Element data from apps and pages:
* * * * *

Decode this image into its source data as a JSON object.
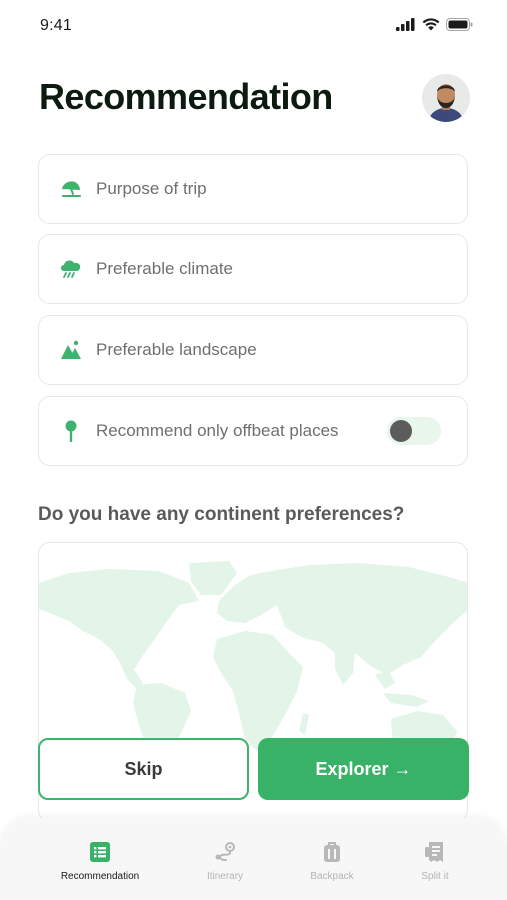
{
  "status_bar": {
    "time": "9:41"
  },
  "header": {
    "title": "Recommendation"
  },
  "fields": [
    {
      "label": "Purpose of trip",
      "icon": "umbrella-icon"
    },
    {
      "label": "Preferable climate",
      "icon": "cloud-rain-icon"
    },
    {
      "label": "Preferable landscape",
      "icon": "mountain-icon"
    },
    {
      "label": "Recommend only offbeat places",
      "icon": "pin-icon",
      "toggle_on": false
    }
  ],
  "continent_section": {
    "title": "Do you have any continent preferences?"
  },
  "buttons": {
    "skip": "Skip",
    "explore": "Explorer →"
  },
  "bottom_nav": {
    "items": [
      {
        "label": "Recommendation",
        "icon": "list-icon",
        "active": true
      },
      {
        "label": "Itinerary",
        "icon": "route-icon",
        "active": false
      },
      {
        "label": "Backpack",
        "icon": "backpack-icon",
        "active": false
      },
      {
        "label": "Split it",
        "icon": "receipt-icon",
        "active": false
      }
    ]
  },
  "colors": {
    "accent": "#37b267",
    "map_fill": "#e3f5e8",
    "text_muted": "#6f6f6f"
  }
}
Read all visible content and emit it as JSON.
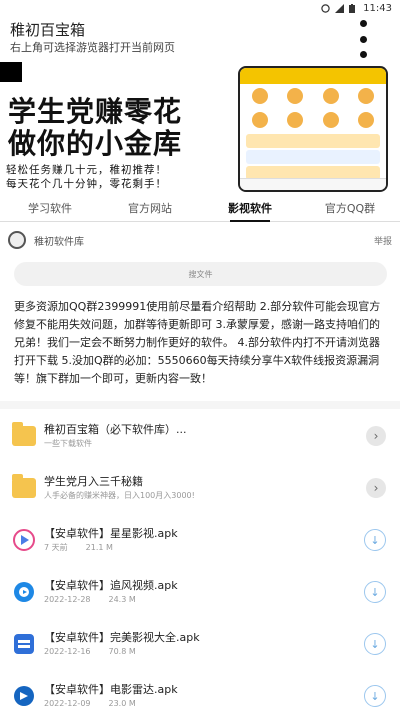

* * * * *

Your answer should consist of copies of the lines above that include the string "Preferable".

# EXERCISE ANSWER
      "label": "Preferable climate",
      "label": "Preferable landscape",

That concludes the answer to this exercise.